The academy's approach to film history has undergone a significant shift in the 21st century, with previously marginalised, despised and neglected aspects of popular film being afforded unprecedented levels of attention. This process of revaluation has occurred on a global scale, highlighting the development of rich and relatively uncharted alternative film cultures and histories, including those of "exploitation" films, and in turn enabling fresh empirical and critical methodologies.
The academic conference and film event "Global Exploitation Cinemas"-which is being funded by the University of Lincoln (UK) and is working in conjunction with the forthcoming Bloomsbury book series of the same name-aims to bring together an eclectic and diverse range of approaches to exploitation cinema, welcoming any perspective that adds to the burgeoning scholarship in this field of study.
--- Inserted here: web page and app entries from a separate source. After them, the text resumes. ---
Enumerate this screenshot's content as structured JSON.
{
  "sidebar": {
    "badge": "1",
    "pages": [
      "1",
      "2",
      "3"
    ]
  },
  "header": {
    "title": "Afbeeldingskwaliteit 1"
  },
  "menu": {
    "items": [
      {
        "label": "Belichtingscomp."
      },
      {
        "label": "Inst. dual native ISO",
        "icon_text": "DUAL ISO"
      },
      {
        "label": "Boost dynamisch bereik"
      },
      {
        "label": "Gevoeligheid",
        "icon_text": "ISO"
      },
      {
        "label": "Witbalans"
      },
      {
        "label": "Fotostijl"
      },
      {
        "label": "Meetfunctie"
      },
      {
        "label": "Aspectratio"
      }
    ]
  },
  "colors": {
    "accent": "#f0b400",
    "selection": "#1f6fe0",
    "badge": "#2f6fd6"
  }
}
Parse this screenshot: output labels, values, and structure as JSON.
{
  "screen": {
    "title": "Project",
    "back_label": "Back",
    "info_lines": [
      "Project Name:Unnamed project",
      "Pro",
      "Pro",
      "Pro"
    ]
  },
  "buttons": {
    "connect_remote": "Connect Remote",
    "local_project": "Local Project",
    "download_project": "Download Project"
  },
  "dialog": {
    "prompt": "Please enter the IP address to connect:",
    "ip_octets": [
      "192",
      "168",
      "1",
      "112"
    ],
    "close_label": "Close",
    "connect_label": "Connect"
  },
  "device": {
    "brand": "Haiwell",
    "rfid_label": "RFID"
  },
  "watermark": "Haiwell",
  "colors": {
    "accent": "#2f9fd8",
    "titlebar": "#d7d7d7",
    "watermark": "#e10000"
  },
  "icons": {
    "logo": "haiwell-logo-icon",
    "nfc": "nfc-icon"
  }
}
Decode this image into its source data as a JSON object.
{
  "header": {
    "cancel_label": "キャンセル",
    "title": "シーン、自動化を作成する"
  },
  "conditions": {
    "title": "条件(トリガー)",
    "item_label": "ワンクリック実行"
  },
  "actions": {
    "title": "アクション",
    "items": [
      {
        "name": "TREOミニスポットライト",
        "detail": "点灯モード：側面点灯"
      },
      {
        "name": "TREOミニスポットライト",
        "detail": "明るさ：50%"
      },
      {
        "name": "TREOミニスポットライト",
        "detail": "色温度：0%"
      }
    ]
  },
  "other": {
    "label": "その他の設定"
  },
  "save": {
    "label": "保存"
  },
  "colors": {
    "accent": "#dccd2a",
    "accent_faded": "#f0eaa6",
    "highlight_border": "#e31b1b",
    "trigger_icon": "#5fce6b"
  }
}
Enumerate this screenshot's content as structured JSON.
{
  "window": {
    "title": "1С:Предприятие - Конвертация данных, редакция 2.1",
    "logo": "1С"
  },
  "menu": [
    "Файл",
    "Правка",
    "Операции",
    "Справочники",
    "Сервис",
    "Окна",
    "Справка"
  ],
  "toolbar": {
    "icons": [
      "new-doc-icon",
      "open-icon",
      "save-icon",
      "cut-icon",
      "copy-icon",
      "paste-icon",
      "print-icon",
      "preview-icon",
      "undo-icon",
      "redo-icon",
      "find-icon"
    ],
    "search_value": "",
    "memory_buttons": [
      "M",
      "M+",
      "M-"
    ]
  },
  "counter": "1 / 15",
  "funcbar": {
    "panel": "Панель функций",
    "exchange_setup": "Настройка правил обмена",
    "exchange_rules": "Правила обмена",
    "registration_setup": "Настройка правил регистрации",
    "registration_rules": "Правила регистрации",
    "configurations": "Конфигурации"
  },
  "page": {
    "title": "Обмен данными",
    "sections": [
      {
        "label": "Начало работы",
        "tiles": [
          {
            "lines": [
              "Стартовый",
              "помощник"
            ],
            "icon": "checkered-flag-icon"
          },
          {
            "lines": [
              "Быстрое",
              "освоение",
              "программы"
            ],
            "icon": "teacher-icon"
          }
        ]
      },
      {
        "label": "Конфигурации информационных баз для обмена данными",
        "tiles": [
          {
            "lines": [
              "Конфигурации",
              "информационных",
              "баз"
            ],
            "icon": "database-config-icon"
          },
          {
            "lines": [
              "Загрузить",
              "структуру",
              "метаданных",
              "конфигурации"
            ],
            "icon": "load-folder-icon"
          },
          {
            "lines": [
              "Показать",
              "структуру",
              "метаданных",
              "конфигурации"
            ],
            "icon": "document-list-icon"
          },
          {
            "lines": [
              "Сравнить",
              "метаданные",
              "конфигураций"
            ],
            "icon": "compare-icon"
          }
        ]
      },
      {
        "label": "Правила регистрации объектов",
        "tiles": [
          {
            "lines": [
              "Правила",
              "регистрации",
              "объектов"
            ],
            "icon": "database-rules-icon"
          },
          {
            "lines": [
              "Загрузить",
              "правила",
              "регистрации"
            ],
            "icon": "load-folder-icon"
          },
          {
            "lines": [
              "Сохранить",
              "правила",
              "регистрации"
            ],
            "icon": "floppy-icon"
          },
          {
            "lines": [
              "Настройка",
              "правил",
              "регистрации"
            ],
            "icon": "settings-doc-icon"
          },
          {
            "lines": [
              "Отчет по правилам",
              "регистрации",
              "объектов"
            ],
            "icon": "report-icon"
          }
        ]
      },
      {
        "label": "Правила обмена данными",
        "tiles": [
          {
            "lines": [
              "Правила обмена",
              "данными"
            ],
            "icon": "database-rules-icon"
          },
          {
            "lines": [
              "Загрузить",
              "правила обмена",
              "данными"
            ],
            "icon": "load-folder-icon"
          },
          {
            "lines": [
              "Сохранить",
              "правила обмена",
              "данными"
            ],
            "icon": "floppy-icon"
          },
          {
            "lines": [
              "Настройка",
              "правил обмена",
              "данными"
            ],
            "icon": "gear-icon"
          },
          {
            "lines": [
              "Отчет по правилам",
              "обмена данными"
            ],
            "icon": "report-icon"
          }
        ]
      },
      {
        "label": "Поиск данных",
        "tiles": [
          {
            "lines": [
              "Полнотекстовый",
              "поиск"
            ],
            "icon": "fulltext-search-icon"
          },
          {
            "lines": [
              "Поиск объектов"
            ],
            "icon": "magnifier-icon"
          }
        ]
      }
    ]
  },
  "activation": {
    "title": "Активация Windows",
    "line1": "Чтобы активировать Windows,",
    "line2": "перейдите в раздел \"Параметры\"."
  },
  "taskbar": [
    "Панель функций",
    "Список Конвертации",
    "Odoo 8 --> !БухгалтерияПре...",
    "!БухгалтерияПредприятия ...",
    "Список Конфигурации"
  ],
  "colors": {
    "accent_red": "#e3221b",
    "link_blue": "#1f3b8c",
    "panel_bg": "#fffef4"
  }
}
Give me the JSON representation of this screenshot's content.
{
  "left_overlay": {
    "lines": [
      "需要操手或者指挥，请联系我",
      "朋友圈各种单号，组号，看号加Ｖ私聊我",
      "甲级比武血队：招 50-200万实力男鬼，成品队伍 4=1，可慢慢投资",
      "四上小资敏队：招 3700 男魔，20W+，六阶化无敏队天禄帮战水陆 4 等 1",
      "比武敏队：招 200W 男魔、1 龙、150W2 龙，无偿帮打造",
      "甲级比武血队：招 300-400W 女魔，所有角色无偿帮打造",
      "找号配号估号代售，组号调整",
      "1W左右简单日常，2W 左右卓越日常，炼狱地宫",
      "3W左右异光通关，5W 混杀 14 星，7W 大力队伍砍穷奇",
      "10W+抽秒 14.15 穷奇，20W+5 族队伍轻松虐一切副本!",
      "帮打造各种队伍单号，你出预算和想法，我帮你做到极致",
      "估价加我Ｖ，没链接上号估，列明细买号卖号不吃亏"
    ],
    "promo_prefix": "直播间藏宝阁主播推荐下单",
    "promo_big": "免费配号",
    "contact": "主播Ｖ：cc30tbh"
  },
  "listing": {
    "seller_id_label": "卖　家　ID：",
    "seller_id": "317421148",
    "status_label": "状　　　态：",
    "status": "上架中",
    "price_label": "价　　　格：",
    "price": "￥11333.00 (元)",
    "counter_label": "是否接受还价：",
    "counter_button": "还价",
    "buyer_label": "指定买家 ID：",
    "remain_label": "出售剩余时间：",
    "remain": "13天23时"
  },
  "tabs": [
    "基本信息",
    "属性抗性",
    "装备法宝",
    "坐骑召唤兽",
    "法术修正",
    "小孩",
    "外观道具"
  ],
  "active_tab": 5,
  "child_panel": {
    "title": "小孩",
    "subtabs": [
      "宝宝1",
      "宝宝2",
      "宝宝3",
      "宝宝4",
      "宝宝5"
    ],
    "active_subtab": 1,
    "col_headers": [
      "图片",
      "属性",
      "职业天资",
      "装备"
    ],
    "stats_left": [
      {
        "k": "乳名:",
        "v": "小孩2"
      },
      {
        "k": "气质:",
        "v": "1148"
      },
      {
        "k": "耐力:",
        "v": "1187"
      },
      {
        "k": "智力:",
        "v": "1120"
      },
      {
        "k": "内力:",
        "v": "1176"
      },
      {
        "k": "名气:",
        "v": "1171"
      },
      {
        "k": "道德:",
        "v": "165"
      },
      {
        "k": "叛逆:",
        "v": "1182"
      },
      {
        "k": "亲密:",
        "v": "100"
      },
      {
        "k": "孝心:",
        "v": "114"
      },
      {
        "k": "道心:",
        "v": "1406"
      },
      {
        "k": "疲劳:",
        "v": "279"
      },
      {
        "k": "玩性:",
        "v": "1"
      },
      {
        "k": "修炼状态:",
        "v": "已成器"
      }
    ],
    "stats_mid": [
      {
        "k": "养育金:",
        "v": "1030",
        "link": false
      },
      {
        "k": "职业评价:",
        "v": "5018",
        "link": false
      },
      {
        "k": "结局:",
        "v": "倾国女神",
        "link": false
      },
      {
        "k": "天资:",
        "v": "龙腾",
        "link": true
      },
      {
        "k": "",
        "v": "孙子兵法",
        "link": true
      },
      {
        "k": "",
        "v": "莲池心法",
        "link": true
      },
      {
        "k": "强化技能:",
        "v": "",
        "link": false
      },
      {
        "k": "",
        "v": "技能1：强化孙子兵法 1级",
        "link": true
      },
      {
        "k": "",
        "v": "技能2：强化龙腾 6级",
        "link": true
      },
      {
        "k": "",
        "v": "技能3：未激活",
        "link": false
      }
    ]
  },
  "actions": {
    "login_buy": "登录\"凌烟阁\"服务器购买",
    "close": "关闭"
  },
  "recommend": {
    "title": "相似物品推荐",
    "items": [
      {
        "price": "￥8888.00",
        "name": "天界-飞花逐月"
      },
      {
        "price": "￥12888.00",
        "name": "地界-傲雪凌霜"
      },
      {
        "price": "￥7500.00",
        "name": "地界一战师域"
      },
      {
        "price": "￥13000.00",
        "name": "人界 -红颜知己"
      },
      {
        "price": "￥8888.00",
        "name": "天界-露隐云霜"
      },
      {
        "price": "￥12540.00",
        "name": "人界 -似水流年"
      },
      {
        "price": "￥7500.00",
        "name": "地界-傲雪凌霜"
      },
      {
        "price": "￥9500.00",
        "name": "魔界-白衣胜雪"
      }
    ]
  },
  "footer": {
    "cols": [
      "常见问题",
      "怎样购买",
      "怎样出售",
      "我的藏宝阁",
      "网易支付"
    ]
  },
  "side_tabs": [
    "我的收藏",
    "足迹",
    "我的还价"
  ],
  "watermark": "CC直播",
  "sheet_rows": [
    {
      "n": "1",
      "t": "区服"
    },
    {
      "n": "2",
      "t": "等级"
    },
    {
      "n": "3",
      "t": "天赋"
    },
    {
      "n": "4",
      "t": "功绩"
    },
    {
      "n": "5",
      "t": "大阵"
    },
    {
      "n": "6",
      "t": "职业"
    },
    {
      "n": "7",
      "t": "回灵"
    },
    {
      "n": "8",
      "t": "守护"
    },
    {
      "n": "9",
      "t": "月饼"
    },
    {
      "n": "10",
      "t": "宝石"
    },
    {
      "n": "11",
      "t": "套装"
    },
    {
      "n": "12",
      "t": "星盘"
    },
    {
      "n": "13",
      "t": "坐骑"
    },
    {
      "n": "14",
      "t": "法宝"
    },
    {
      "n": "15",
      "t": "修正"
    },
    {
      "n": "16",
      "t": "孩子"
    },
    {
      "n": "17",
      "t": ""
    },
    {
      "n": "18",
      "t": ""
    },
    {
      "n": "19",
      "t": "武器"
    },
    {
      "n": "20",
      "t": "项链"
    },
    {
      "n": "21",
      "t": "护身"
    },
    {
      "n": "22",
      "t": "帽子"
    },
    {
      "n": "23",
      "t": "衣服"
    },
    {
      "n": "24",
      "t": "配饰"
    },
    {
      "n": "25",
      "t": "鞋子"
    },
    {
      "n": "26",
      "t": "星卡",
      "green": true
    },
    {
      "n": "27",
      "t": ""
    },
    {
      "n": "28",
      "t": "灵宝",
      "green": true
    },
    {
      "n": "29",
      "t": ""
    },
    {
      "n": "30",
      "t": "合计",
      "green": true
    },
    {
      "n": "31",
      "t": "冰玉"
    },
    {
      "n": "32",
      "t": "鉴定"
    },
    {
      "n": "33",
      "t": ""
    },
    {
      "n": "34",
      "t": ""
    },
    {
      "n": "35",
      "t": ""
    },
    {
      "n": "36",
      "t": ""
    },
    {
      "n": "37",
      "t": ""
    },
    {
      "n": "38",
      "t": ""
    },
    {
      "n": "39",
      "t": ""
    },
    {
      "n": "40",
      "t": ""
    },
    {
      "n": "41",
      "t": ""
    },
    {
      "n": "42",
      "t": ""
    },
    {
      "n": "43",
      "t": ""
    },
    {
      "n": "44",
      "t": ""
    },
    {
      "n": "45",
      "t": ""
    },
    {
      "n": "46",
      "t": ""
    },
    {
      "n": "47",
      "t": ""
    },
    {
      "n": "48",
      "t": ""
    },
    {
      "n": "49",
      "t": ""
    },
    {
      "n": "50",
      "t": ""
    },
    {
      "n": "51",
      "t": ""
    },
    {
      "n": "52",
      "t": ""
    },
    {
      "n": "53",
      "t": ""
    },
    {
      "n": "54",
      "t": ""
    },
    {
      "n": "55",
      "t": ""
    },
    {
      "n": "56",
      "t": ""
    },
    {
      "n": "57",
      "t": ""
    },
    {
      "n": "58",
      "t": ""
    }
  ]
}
Proposals which emphasise the international dimensions of exploitation cinema are especially welcome, but the conference will remain broad and inclusive in considering topics for discussion.
Potential subjects and approaches include, but are by no means limited to:
* Critical reception and/or re-assessment
* Socio-historical dimensions and debates
* Form and aesthetics
* Global and transnational perspectives
* The pornographic feature film
* Media controversies and censorship
* Publicity and advertising
* Directors, writers and producers
* Movements, cycles and sub-genres
* Exhibition and distribution
* Restoration and re-appropriation
* Exploitation in the video age
* "Mainstream" infiltrations
* DVD documentaries/special features
* Festivals and conventions
* Ephemera and the collector
* The internet and participatory cultures
* Neo-exploitation in the 21st century
Abstracts (of around 300 words) and some brief biographical information (of around 50 words) should be sent no later than FRIDAY 27 FEBRUARY 2015 to the following email address: firstname.lastname@example.org.
For more information about the event (and its affiliated book series) go to: http://globalexploitationcinemas.weebly.com.
We look forward to receiving your abstracts!
Dr Shaun Kimber (Bournemouth University)
Dr Neil Jackson (University of Lincoln)
Dr Johnny Walker (Northumbria University)
Mr Thomas Joseph Watson (Northumbria University)